3. Saturn V Frequencies Would Potentially Affect More Species: Rocket engine sound is a broadband sound, spanning as many as five octave frequencies. Sonar signals are limited to a narrow band, typically 1/3 octave frequencies or less. The greater number of frequencies from the broadband rocket sound would make it likely that more types of species would be affected by the rocket sound than by the narrow band sound of mid-frequency active sonar.

*All sound levels in water are referenced to 1 microPascal (μPa). All sound levels in air are referenced to 20 microPascal (μPa), often expressed as sound pressure level (SPL). Sound waves with the same intensities in water and air have relative intensities that differ by 61.5 decibels (dB). Therefore, 61.5 dB must be added to relative intensities in air to obtain the relative intensities of sound waves in water.

Whales and the Navy

Whales and the Navy
By Susan Chambers, Staff Writer
Tuesday, February 10, 2009 |

The U.S. Navy, pressured by coastal residents has extended a comment period on its plans to double its area for training off the coasts of Northern California, Oregon and Washington.

News of the Navy’s plans spread through e-mails and on blogs on the Internet two weeks ago as notices about public meetings were sent out. But many folks were outraged, contending there was insufficient public notice and too few public meetings. The deadline has been extended to Wednesday, Feb. 18.

New national security challenges and advancement in technology make it necessary, the Navy said.

“Recent world events have placed the U.S. military on heightened alert in the defense of the U.S. and in defense of allied nations,” the Navy said.
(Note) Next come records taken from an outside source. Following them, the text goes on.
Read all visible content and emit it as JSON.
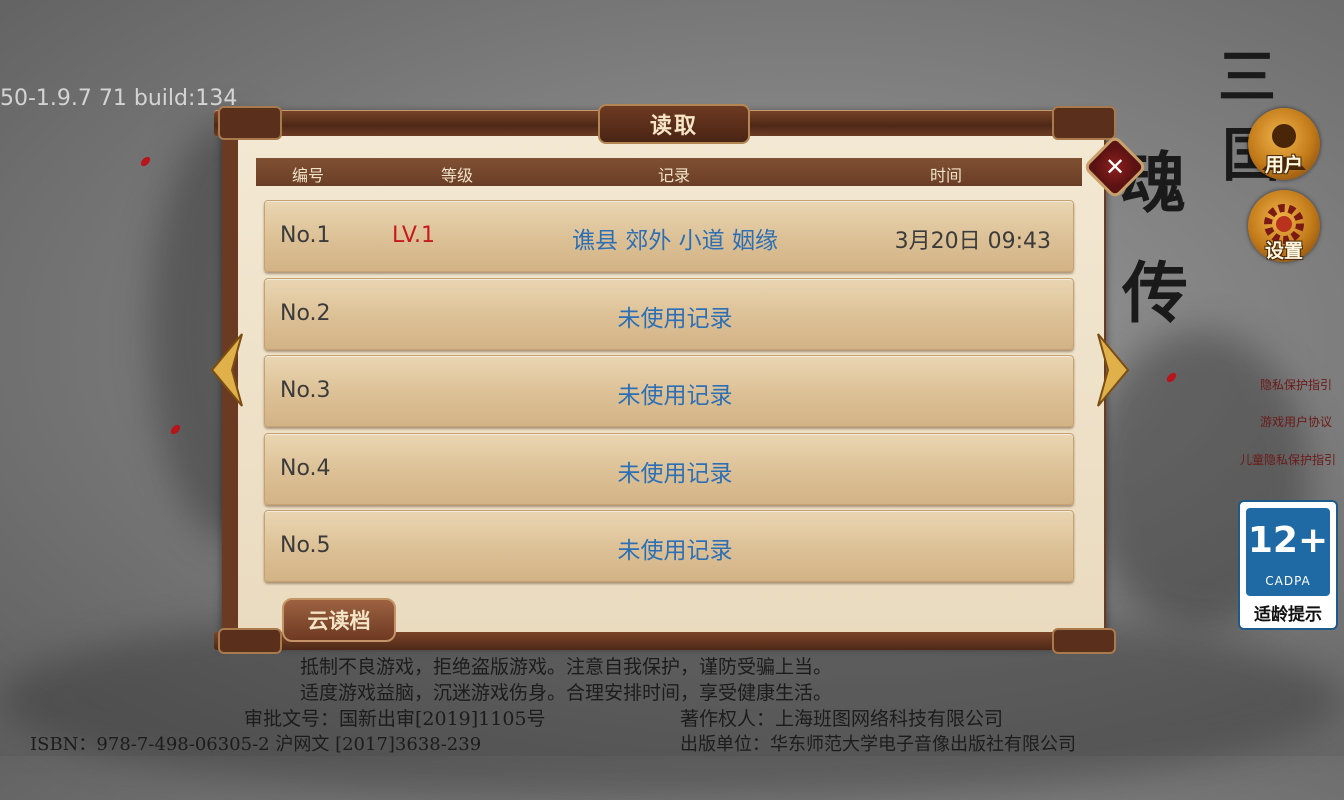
{
  "version_text": "50-1.9.7 71 build:134",
  "game_title_chars": [
    "三",
    "国",
    "魂",
    "传"
  ],
  "dialog": {
    "title": "读取",
    "headers": {
      "number": "编号",
      "level": "等级",
      "record": "记录",
      "time": "时间"
    },
    "rows": [
      {
        "number": "No.1",
        "level": "LV.1",
        "record": "谯县 郊外 小道 姻缘",
        "time": "3月20日 09:43"
      },
      {
        "number": "No.2",
        "level": "",
        "record": "未使用记录",
        "time": ""
      },
      {
        "number": "No.3",
        "level": "",
        "record": "未使用记录",
        "time": ""
      },
      {
        "number": "No.4",
        "level": "",
        "record": "未使用记录",
        "time": ""
      },
      {
        "number": "No.5",
        "level": "",
        "record": "未使用记录",
        "time": ""
      }
    ],
    "cloud_button": "云读档",
    "close_icon": "✕"
  },
  "sidebar": {
    "user_label": "用户",
    "settings_label": "设置",
    "links": [
      "隐私保护指引",
      "游戏用户协议",
      "儿童隐私保护指引"
    ]
  },
  "age_rating": {
    "number": "12+",
    "org": "CADPA",
    "tip": "适龄提示"
  },
  "footer": {
    "line1": "抵制不良游戏，拒绝盗版游戏。注意自我保护，谨防受骗上当。",
    "line2": "适度游戏益脑，沉迷游戏伤身。合理安排时间，享受健康生活。",
    "line3_left": "审批文号：国新出审[2019]1105号",
    "line3_right": "著作权人：上海班图网络科技有限公司",
    "line4_left": "ISBN：978-7-498-06305-2 沪网文 [2017]3638-239",
    "line4_right": "出版单位：华东师范大学电子音像出版社有限公司"
  },
  "colors": {
    "frame": "#6b3a22",
    "paper": "#f3e8d3",
    "record_blue": "#2d6fb5",
    "level_red": "#c71b1b"
  }
}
The Navy started scoping meetings in 2007 to get input on its study for the training complex. The 60-day process started in July and included meetings held in September 2007.

The Navy received 50 comments, 23 of which expressed concerns or opposition to the training’s impact on marine mammals, such as whales.
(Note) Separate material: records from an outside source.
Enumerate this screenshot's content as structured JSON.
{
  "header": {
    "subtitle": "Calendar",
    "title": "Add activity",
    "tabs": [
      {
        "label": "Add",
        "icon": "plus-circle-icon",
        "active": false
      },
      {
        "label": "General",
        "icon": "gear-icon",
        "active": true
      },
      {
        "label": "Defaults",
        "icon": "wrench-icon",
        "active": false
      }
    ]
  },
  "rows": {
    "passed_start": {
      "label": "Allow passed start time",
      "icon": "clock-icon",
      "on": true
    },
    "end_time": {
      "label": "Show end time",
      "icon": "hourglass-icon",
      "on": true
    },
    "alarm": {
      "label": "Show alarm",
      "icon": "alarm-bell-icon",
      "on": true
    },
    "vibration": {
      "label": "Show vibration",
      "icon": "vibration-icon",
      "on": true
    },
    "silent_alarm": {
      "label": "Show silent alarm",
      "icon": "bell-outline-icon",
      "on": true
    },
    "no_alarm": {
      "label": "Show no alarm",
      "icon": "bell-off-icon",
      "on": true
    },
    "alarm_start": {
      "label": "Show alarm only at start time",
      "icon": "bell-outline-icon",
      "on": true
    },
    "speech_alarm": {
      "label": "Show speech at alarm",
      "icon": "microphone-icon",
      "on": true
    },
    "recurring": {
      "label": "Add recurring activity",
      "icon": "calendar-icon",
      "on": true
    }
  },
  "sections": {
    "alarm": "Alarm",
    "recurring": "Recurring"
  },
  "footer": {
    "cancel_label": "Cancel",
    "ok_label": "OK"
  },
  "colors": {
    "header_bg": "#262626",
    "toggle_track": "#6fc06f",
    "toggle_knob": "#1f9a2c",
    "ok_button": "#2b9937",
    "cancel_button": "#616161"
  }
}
Bruce Mate, the director of the marine Mammal Institute at Oregon State University, said in an e-mail the Navy plans to use high-energy sonar, up to 235 decibels. The National Marine Fisheries Service, he said, limits the sounds of human activities to no more than 160 decibels.

Editor Note: Mate does not seem to take into account that the sound pressure level decreases with range and the acoustic intensity decreases as 1/(range squared):

Navy Sonar and Marine Mammals off Hawaii

The U.S. Navy was granted a one-year permit to train with sonar and bombs in Hawaii waters so long as it tries to protect whales and other marine animals from harm. This is a controverial topic. It is covered in a full day in ATI’s course Advanced Topics In Underwater Acoustics.


  • Environmental Impact Considerations for Underwater Sound (Ellison) Anthropogenic sound impacts on marine animals. Permit requirements and process. US Federal Regulations, NEPA, MMPA, ESA, Magnuson-Stevens Act, Coastal Zone Management Act, National Marine Sanctuaries Act. International regulations and guidelines. Monitoring and mitigation.   
  • Marine Bioacoustics for Engineers (Ellison) Fundamentals of Marine Animal Hearing and Communication. Bioacoustic metrics. Acoustic exposure criteria for harm and significant behavior response for marine mammals. Developing criteria for fish and turtles. Behavioral testing techniques.